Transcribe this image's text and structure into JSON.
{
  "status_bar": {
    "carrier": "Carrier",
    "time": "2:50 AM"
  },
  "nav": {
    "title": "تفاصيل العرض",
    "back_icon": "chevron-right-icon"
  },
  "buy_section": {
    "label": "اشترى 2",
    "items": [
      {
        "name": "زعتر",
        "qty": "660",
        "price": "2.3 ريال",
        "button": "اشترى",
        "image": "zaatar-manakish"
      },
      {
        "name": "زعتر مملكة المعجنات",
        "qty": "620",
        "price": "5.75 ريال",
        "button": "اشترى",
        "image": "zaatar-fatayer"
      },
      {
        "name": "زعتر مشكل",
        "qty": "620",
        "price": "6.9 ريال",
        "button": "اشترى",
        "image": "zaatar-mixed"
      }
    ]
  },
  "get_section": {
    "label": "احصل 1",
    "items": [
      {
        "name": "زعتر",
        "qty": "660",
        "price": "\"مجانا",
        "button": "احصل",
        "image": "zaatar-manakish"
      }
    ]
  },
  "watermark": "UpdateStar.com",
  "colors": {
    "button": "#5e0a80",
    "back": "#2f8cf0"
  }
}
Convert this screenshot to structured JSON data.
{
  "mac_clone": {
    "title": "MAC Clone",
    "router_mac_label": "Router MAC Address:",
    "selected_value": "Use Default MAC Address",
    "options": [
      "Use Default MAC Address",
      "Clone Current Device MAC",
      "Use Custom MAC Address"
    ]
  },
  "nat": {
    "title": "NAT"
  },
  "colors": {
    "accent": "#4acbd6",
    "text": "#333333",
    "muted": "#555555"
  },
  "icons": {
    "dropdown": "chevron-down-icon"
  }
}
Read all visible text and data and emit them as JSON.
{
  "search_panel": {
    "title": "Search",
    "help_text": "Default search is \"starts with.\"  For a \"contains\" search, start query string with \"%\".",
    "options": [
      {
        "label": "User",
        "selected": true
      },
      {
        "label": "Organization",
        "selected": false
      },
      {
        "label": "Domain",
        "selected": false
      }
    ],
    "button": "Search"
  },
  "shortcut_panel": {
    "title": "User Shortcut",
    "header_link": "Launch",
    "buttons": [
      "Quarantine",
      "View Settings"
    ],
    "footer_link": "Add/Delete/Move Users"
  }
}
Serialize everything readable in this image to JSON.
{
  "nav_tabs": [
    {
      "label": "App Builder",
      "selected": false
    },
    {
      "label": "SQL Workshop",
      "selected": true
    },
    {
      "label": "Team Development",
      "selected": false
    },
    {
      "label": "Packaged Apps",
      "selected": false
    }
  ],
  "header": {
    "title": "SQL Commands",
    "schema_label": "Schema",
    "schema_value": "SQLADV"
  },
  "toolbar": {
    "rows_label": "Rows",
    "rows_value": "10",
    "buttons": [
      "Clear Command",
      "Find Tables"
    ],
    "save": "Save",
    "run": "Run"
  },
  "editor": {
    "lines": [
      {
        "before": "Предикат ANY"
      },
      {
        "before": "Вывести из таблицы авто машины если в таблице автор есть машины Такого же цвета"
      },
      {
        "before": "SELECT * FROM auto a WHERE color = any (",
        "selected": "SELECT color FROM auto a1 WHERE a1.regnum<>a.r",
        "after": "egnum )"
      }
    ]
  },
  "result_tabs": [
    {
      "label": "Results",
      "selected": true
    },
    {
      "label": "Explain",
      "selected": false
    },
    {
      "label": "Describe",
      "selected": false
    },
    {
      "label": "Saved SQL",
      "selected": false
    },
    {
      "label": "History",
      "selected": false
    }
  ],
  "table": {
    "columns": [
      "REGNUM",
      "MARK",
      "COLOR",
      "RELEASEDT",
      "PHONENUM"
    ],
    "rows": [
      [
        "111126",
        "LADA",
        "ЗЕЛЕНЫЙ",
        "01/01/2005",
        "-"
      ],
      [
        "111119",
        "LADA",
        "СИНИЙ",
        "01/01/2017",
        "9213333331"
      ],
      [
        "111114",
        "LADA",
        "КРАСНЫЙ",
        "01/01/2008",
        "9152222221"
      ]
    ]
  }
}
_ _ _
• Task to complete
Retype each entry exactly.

• Solution to this exercise
Transcribe this image's text and structure into JSON.
{
  "status_bar": {
    "carrier": "Carrier",
    "time": "2:50 AM"
  },
  "nav": {
    "title": "تفاصيل العرض",
    "back_icon": "chevron-right-icon"
  },
  "buy_section": {
    "label": "اشترى 2",
    "items": [
      {
        "name": "زعتر",
        "qty": "660",
        "price": "2.3 ريال",
        "button": "اشترى",
        "image": "zaatar-manakish"
      },
      {
        "name": "زعتر مملكة المعجنات",
        "qty": "620",
        "price": "5.75 ريال",
        "button": "اشترى",
        "image": "zaatar-fatayer"
      },
      {
        "name": "زعتر مشكل",
        "qty": "620",
        "price": "6.9 ريال",
        "button": "اشترى",
        "image": "zaatar-mixed"
      }
    ]
  },
  "get_section": {
    "label": "احصل 1",
    "items": [
      {
        "name": "زعتر",
        "qty": "660",
        "price": "\"مجانا",
        "button": "احصل",
        "image": "zaatar-manakish"
      }
    ]
  },
  "watermark": "UpdateStar.com",
  "colors": {
    "button": "#5e0a80",
    "back": "#2f8cf0"
  }
}
Convert this screenshot to structured JSON data.
{
  "mac_clone": {
    "title": "MAC Clone",
    "router_mac_label": "Router MAC Address:",
    "selected_value": "Use Default MAC Address",
    "options": [
      "Use Default MAC Address",
      "Clone Current Device MAC",
      "Use Custom MAC Address"
    ]
  },
  "nat": {
    "title": "NAT"
  },
  "colors": {
    "accent": "#4acbd6",
    "text": "#333333",
    "muted": "#555555"
  },
  "icons": {
    "dropdown": "chevron-down-icon"
  }
}
Read all visible text and data and emit them as JSON.
{
  "search_panel": {
    "title": "Search",
    "help_text": "Default search is \"starts with.\"  For a \"contains\" search, start query string with \"%\".",
    "options": [
      {
        "label": "User",
        "selected": true
      },
      {
        "label": "Organization",
        "selected": false
      },
      {
        "label": "Domain",
        "selected": false
      }
    ],
    "button": "Search"
  },
  "shortcut_panel": {
    "title": "User Shortcut",
    "header_link": "Launch",
    "buttons": [
      "Quarantine",
      "View Settings"
    ],
    "footer_link": "Add/Delete/Move Users"
  }
}
Serialize everything readable in this image to JSON.
{
  "nav_tabs": [
    {
      "label": "App Builder",
      "selected": false
    },
    {
      "label": "SQL Workshop",
      "selected": true
    },
    {
      "label": "Team Development",
      "selected": false
    },
    {
      "label": "Packaged Apps",
      "selected": false
    }
  ],
  "header": {
    "title": "SQL Commands",
    "schema_label": "Schema",
    "schema_value": "SQLADV"
  },
  "toolbar": {
    "rows_label": "Rows",
    "rows_value": "10",
    "buttons": [
      "Clear Command",
      "Find Tables"
    ],
    "save": "Save",
    "run": "Run"
  },
  "editor": {
    "lines": [
      {
        "before": "Предикат ANY"
      },
      {
        "before": "Вывести из таблицы авто машины если в таблице автор есть машины Такого же цвета"
      },
      {
        "before": "SELECT * FROM auto a WHERE color = any (",
        "selected": "SELECT color FROM auto a1 WHERE a1.regnum<>a.r",
        "after": "egnum )"
      }
    ]
  },
  "result_tabs": [
    {
      "label": "Results",
      "selected": true
    },
    {
      "label": "Explain",
      "selected": false
    },
    {
      "label": "Describe",
      "selected": false
    },
    {
      "label": "Saved SQL",
      "selected": false
    },
    {
      "label": "History",
      "selected": false
    }
  ],
  "table": {
    "columns": [
      "REGNUM",
      "MARK",
      "COLOR",
      "RELEASEDT",
      "PHONENUM"
    ],
    "rows": [
      [
        "111126",
        "LADA",
        "ЗЕЛЕНЫЙ",
        "01/01/2005",
        "-"
      ],
      [
        "111119",
        "LADA",
        "СИНИЙ",
        "01/01/2017",
        "9213333331"
      ],
      [
        "111114",
        "LADA",
        "КРАСНЫЙ",
        "01/01/2008",
        "9152222221"
      ]
    ]
  }
}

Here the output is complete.